These days, the number of politicians without an agenda is right down there with the number of atheists in foxholes: there might actually be one now and then, but that’s not the way to bet.
[A] candidate for public office wants that office and its powers, not the “good he could do with it.” Perhaps he’d use those powers to good effect, and perhaps he wouldn’t, but we must assume that the office, not his projected activities therein, is his true desire. From there it follows that his policy proposals, like his promises to various voting blocs and interest groups, are principally means to an end and from there it follows that he’d never have articulated them, or the catchphrases with which he promotes them, if he thought they might cost him the election.
All political rhetoric must be viewed in this light, whether or not one approves of the people employing it or the policies they espouse.

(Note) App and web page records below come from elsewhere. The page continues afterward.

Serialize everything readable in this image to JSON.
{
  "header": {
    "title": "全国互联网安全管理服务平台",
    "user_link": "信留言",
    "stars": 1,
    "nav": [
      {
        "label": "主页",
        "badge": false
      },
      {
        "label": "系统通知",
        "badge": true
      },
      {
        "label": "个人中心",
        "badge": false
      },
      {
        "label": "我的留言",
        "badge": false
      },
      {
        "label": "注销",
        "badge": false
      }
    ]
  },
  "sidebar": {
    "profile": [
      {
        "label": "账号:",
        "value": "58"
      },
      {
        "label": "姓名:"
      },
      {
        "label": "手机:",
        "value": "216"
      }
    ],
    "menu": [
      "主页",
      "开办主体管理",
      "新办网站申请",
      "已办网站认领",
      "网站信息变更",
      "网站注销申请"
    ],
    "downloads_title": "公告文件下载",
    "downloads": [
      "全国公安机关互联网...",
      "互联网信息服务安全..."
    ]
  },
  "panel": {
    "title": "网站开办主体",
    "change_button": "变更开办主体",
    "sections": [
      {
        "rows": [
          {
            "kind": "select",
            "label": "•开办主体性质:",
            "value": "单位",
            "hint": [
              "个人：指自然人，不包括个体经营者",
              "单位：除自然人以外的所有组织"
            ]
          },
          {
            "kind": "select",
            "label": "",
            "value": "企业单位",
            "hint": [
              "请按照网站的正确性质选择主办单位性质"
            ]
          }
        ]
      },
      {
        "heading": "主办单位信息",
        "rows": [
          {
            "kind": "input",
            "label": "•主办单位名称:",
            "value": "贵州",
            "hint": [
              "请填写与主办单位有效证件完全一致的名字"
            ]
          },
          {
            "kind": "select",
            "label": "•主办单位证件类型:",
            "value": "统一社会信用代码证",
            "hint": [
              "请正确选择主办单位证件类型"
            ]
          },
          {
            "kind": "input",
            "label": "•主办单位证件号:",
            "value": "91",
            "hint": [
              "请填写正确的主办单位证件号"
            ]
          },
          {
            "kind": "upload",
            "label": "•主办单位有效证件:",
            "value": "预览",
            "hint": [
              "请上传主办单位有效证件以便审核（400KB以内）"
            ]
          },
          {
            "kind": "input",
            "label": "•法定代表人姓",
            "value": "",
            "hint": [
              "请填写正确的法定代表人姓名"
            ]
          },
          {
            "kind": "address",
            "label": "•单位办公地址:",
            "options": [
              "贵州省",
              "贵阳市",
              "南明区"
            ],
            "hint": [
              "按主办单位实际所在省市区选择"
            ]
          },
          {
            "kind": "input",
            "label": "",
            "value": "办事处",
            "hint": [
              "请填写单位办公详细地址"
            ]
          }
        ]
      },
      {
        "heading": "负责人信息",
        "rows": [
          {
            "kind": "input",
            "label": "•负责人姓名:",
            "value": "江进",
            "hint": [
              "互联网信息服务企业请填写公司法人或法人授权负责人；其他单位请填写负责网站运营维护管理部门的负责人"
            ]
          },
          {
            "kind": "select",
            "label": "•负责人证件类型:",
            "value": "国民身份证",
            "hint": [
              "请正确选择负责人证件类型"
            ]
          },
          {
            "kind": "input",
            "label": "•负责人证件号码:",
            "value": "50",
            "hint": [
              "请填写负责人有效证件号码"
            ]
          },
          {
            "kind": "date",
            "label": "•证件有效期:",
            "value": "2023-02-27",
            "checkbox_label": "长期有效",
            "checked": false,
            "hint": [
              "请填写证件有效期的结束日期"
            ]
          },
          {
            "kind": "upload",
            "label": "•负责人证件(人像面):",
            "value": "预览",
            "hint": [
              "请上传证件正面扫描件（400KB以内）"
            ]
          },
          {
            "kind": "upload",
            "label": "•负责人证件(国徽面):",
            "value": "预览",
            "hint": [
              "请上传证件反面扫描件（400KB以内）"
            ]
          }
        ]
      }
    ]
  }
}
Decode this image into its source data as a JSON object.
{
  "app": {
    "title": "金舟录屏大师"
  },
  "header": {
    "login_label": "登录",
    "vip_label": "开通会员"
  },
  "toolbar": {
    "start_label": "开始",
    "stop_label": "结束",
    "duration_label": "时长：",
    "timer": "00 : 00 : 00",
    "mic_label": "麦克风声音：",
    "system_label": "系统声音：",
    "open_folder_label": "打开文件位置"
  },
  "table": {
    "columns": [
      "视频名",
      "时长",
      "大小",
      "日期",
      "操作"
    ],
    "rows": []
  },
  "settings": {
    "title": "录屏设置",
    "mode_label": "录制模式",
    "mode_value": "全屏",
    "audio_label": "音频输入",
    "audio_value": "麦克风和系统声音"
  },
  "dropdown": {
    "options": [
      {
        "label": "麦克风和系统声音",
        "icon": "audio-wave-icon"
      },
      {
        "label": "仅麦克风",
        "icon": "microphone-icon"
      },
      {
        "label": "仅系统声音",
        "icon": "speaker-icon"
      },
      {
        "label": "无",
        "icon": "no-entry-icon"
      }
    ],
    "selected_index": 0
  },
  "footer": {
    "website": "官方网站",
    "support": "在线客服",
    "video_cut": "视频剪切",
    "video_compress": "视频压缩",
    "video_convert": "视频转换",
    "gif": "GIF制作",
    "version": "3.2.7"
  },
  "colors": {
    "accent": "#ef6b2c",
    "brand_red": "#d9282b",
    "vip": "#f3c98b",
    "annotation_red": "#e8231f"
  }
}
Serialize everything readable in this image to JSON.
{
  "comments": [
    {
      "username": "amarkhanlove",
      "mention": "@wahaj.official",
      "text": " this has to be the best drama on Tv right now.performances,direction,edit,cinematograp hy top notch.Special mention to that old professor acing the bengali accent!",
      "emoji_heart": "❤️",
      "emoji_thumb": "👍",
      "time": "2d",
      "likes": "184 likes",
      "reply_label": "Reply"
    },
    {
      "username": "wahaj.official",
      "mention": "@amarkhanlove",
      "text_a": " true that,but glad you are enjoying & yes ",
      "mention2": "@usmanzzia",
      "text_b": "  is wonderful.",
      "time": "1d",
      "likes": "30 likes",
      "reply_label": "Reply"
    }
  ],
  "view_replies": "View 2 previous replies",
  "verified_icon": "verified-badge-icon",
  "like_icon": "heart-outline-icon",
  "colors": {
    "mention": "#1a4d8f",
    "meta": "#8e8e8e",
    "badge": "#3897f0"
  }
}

It is well to remember that much raw power is wielded by the unelected, and the same rule can be assumed to apply: activists contrive to get themselves appointed to these positions, where they can inflict their wish lists on the rest of us.